- **GOAL OF THE EXERCISE**:
Whenever a line in the data below includes the string "organization", copy it out.

- **INFORMATION SUPPLIED**:
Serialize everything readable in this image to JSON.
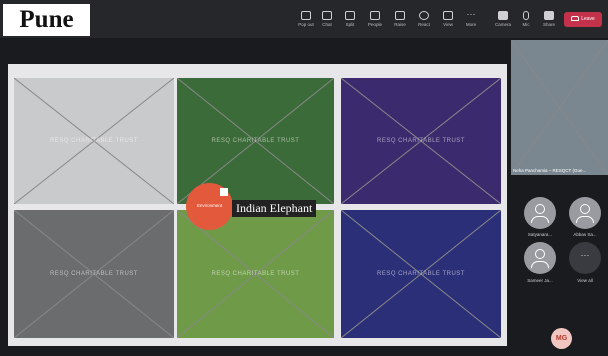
{
  "city_label": "Pune",
  "toolbar": {
    "items": [
      {
        "label": "Pop out",
        "icon": "pop-out-icon"
      },
      {
        "label": "Chat",
        "icon": "chat-icon"
      },
      {
        "label": "Split",
        "icon": "split-icon"
      },
      {
        "label": "People",
        "icon": "people-icon",
        "count": "106"
      },
      {
        "label": "Raise",
        "icon": "raise-hand-icon"
      },
      {
        "label": "React",
        "icon": "react-icon"
      },
      {
        "label": "View",
        "icon": "view-icon"
      },
      {
        "label": "More",
        "icon": "more-icon"
      },
      {
        "label": "Camera",
        "icon": "camera-icon"
      },
      {
        "label": "Mic",
        "icon": "mic-icon"
      },
      {
        "label": "Share",
        "icon": "share-icon"
      }
    ],
    "leave_label": "Leave"
  },
  "slide": {
    "watermark": "RESQ CHARITABLE TRUST",
    "badge_text": "Environment",
    "caption": "Indian Elephant"
  },
  "video": {
    "name": "Neha Panchamia – RESQCT (Gue..."
  },
  "participants": [
    {
      "name": "Satyanara..."
    },
    {
      "name": "Abbas Sa..."
    },
    {
      "name": "Sameer Ja..."
    }
  ],
  "view_all_label": "View all",
  "self_initials": "MG",
  "colors": {
    "leave": "#c4314b",
    "badge": "#e2593b",
    "avatar": "#f1c6c0"
  }
}
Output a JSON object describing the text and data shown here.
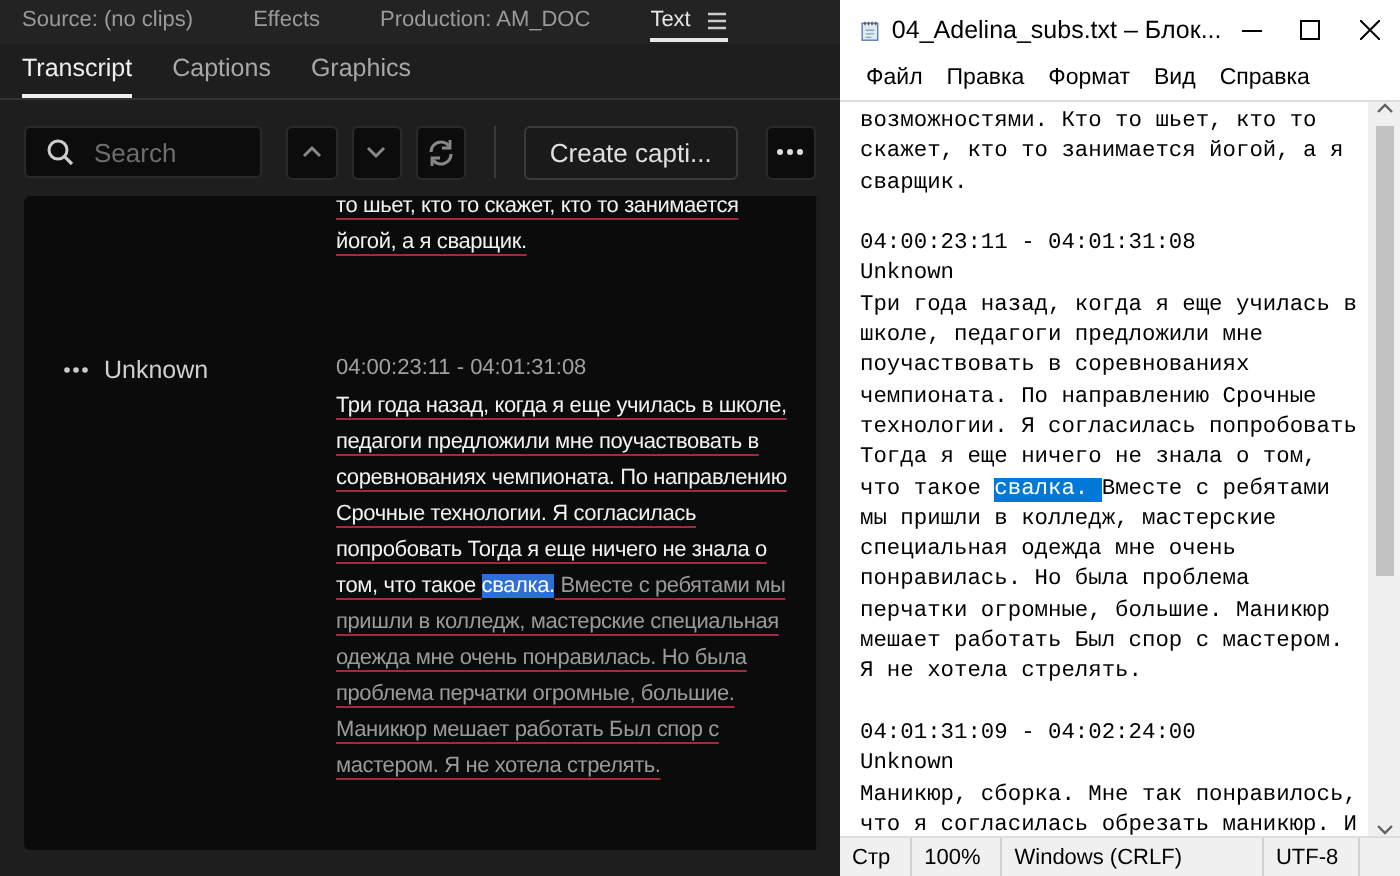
{
  "panel_tabs": [
    {
      "label": "Source: (no clips)",
      "selected": false
    },
    {
      "label": "Effects",
      "selected": false
    },
    {
      "label": "Production: AM_DOC",
      "selected": false
    },
    {
      "label": "Text",
      "selected": true
    }
  ],
  "sub_tabs": [
    {
      "label": "Transcript",
      "selected": true
    },
    {
      "label": "Captions",
      "selected": false
    },
    {
      "label": "Graphics",
      "selected": false
    }
  ],
  "search": {
    "placeholder": "Search"
  },
  "create_button": "Create capti...",
  "transcript": {
    "segments": [
      {
        "played_text": "то шьет, кто то скажет, кто то занимается йогой, а я сварщик."
      },
      {
        "speaker": "Unknown",
        "timecode": "04:00:23:11 - 04:01:31:08",
        "played_text": "Три года назад, когда я еще училась в школе, педагоги предложили мне поучаствовать в соревнованиях чемпионата. По направлению Срочные технологии. Я согласилась попробовать Тогда я еще ничего не знала о том, что такое ",
        "highlight": "свалка.",
        "unplayed_text": " Вместе с ребятами мы пришли в колледж, мастерские специальная одежда мне очень понравилась. Но была проблема перчатки огромные, большие. Маникюр мешает работать Был спор с мастером. Я не хотела стрелять."
      }
    ]
  },
  "notepad": {
    "title": "04_Adelina_subs.txt – Блок...",
    "menu": [
      "Файл",
      "Правка",
      "Формат",
      "Вид",
      "Справка"
    ],
    "lines": [
      {
        "kind": "plain",
        "text": "возможностями. Кто то шьет, кто то"
      },
      {
        "kind": "plain",
        "text": "скажет, кто то занимается йогой, а я"
      },
      {
        "kind": "plain",
        "text": "сварщик."
      },
      {
        "kind": "blank"
      },
      {
        "kind": "plain",
        "text": "04:00:23:11 - 04:01:31:08"
      },
      {
        "kind": "plain",
        "text": "Unknown"
      },
      {
        "kind": "plain",
        "text": "Три года назад, когда я еще училась в"
      },
      {
        "kind": "plain",
        "text": "школе, педагоги предложили мне"
      },
      {
        "kind": "plain",
        "text": "поучаствовать в соревнованиях"
      },
      {
        "kind": "plain",
        "text": "чемпионата. По направлению Срочные"
      },
      {
        "kind": "plain",
        "text": "технологии. Я согласилась попробовать"
      },
      {
        "kind": "plain",
        "text": "Тогда я еще ничего не знала о том,"
      },
      {
        "kind": "selection",
        "before": "что такое ",
        "selected": "свалка. ",
        "after": "Вместе с ребятами"
      },
      {
        "kind": "plain",
        "text": "мы пришли в колледж, мастерские"
      },
      {
        "kind": "plain",
        "text": "специальная одежда мне очень"
      },
      {
        "kind": "plain",
        "text": "понравилась. Но была проблема"
      },
      {
        "kind": "plain",
        "text": "перчатки огромные, большие. Маникюр"
      },
      {
        "kind": "plain",
        "text": "мешает работать Был спор с мастером."
      },
      {
        "kind": "plain",
        "text": "Я не хотела стрелять."
      },
      {
        "kind": "blank"
      },
      {
        "kind": "plain",
        "text": "04:01:31:09 - 04:02:24:00"
      },
      {
        "kind": "plain",
        "text": "Unknown"
      },
      {
        "kind": "plain",
        "text": "Маникюр, сборка. Мне так понравилось,"
      },
      {
        "kind": "plain",
        "text": "что я согласилась обрезать маникюр. И"
      }
    ],
    "status": [
      "Стр",
      "100%",
      "Windows (CRLF)",
      "UTF-8"
    ]
  }
}
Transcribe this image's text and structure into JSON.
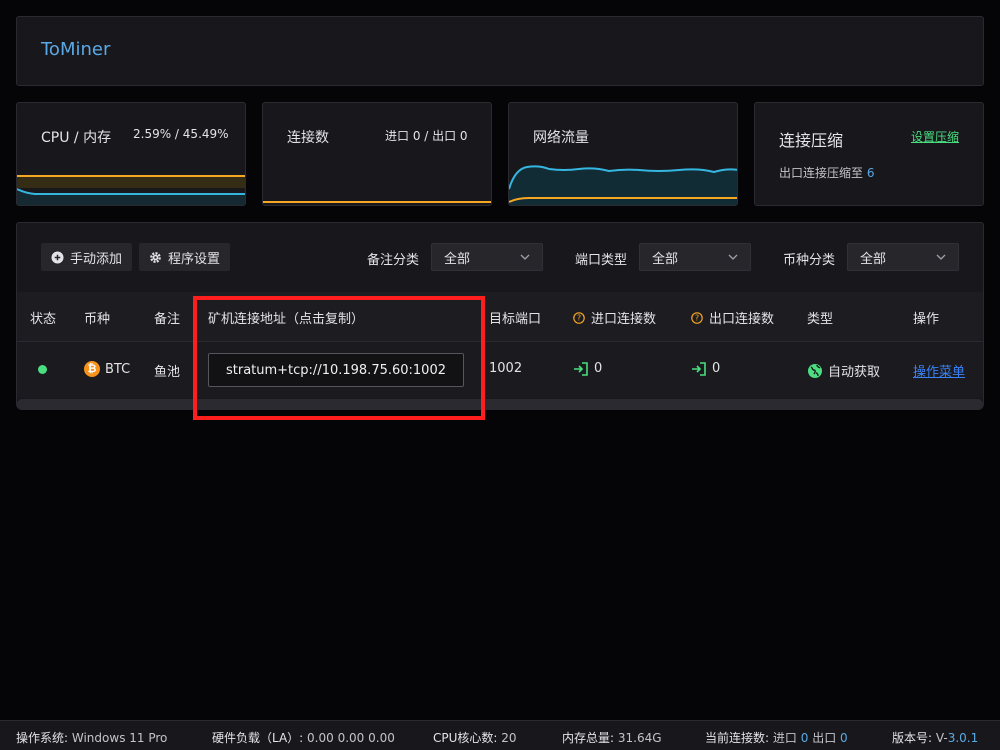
{
  "header": {
    "title": "ToMiner"
  },
  "cards": {
    "cpu": {
      "label": "CPU / 内存",
      "value": "2.59% / 45.49%"
    },
    "connections": {
      "label": "连接数",
      "value": "进口 0 / 出口 0"
    },
    "network": {
      "label": "网络流量"
    },
    "compression": {
      "label": "连接压缩",
      "link": "设置压缩",
      "sub_prefix": "出口连接压缩至",
      "sub_value": "6"
    }
  },
  "toolbar": {
    "add_label": "手动添加",
    "settings_label": "程序设置",
    "filters": [
      {
        "label": "备注分类",
        "value": "全部"
      },
      {
        "label": "端口类型",
        "value": "全部"
      },
      {
        "label": "币种分类",
        "value": "全部"
      }
    ]
  },
  "table": {
    "columns": [
      "状态",
      "币种",
      "备注",
      "矿机连接地址（点击复制）",
      "目标端口",
      "进口连接数",
      "出口连接数",
      "类型",
      "操作"
    ],
    "rows": [
      {
        "coin": "BTC",
        "note": "鱼池",
        "address": "stratum+tcp://10.198.75.60:1002",
        "port": "1002",
        "in": "0",
        "out": "0",
        "type": "自动获取",
        "action": "操作菜单"
      }
    ]
  },
  "footer": {
    "os_label": "操作系统:",
    "os_value": "Windows 11 Pro",
    "load_label": "硬件负载（LA）:",
    "load_value": "0.00 0.00 0.00",
    "cores_label": "CPU核心数:",
    "cores_value": "20",
    "mem_label": "内存总量:",
    "mem_value": "31.64G",
    "conn_label": "当前连接数:",
    "conn_in_label": "进口",
    "conn_in": "0",
    "conn_out_label": "出口",
    "conn_out": "0",
    "version_label": "版本号:",
    "version_prefix": "V-",
    "version_value": "3.0.1"
  },
  "colors": {
    "accent_blue": "#5aa9e6",
    "accent_green": "#4ade80",
    "accent_orange": "#f5a623",
    "highlight_red": "#ff1e1e"
  }
}
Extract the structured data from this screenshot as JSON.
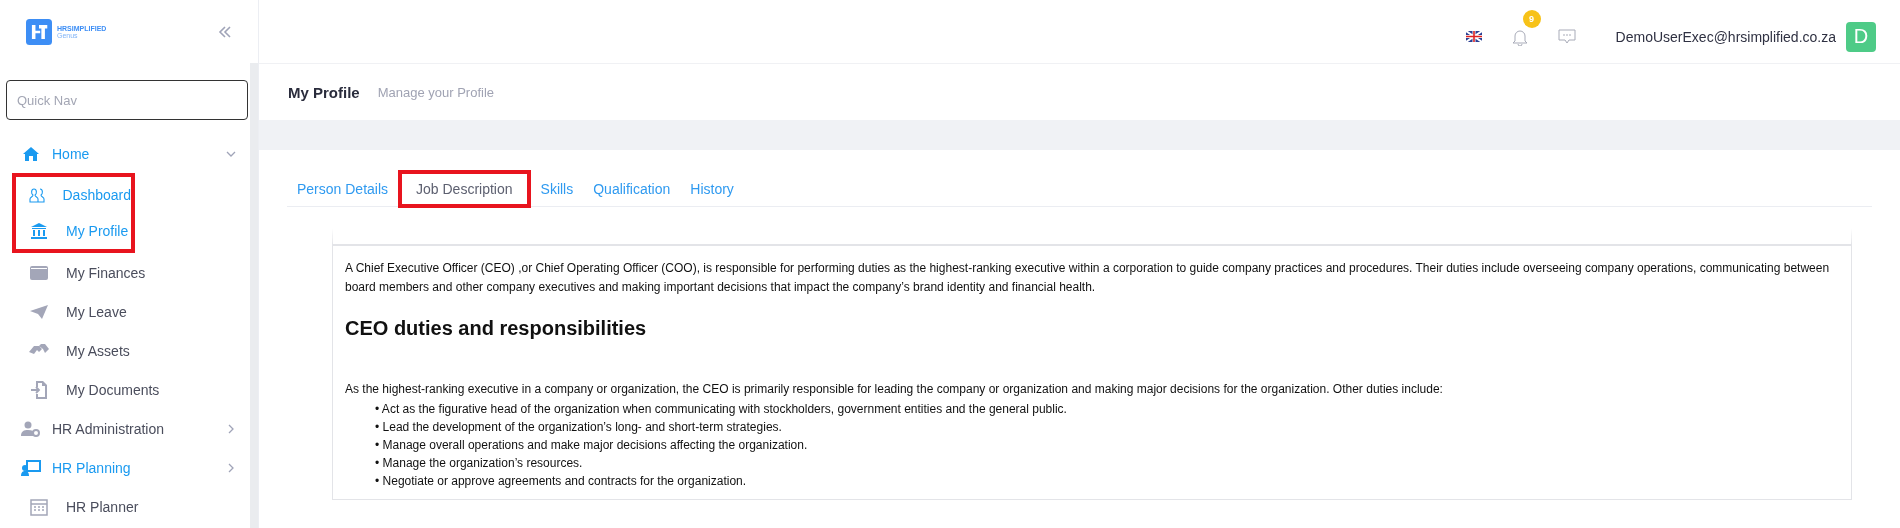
{
  "brand": {
    "name": "HRSIMPLIFIED",
    "subtitle": "Genus"
  },
  "quick_nav": {
    "placeholder": "Quick Nav"
  },
  "sidebar": {
    "items": [
      {
        "label": "Home",
        "active": true,
        "expanded": true,
        "children": [
          {
            "label": "Dashboard",
            "active": true,
            "highlighted": true
          },
          {
            "label": "My Profile",
            "active": true,
            "highlighted": true
          },
          {
            "label": "My Finances",
            "active": false,
            "highlighted": false
          },
          {
            "label": "My Leave",
            "active": false,
            "highlighted": false
          },
          {
            "label": "My Assets",
            "active": false,
            "highlighted": false
          },
          {
            "label": "My Documents",
            "active": false,
            "highlighted": false
          }
        ]
      },
      {
        "label": "HR Administration",
        "active": false,
        "expanded": false
      },
      {
        "label": "HR Planning",
        "active": true,
        "expanded": false,
        "children": [
          {
            "label": "HR Planner",
            "active": false,
            "highlighted": false
          }
        ]
      }
    ]
  },
  "topbar": {
    "notifications": "9",
    "user": "DemoUserExec@hrsimplified.co.za",
    "avatar": "D"
  },
  "page": {
    "title": "My Profile",
    "subtitle": "Manage your Profile"
  },
  "tabs": [
    {
      "label": "Person Details",
      "selected": false,
      "highlighted": false
    },
    {
      "label": "Job Description",
      "selected": true,
      "highlighted": true
    },
    {
      "label": "Skills",
      "selected": false,
      "highlighted": false
    },
    {
      "label": "Qualification",
      "selected": false,
      "highlighted": false
    },
    {
      "label": "History",
      "selected": false,
      "highlighted": false
    }
  ],
  "job_description": {
    "intro": "A Chief Executive Officer (CEO) ,or Chief Operating Officer (COO), is responsible for performing duties as the highest-ranking executive within a corporation to guide company practices and procedures. Their duties include overseeing company operations, communicating between board members and other company executives and making important decisions that impact the company’s brand identity and financial health.",
    "heading": "CEO duties and responsibilities",
    "lead": "As the highest-ranking executive in a company or organization, the CEO is primarily responsible for leading the company or organization and making major decisions for the organization. Other duties include:",
    "bullets": [
      "• Act as the figurative head of the organization when communicating with stockholders, government entities and the general public.",
      "• Lead the development of the organization’s long- and short-term strategies.",
      "• Manage overall operations and make major decisions affecting the organization.",
      "• Manage the organization’s resources.",
      "• Negotiate or approve agreements and contracts for the organization."
    ]
  }
}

- **WRITTEN REPLY**:
    "lead": "As the highest-ranking executive in a company or organization, the CEO is primarily responsible for leading the company or organization and making major decisions for the organization. Other duties include:",
      "• Act as the figurative head of the organization when communicating with stockholders, government entities and the general public.",
      "• Lead the development of the organization’s long- and short-term strategies.",
      "• Manage overall operations and make major decisions affecting the organization.",
      "• Manage the organization’s resources.",
      "• Negotiate or approve agreements and contracts for the organization."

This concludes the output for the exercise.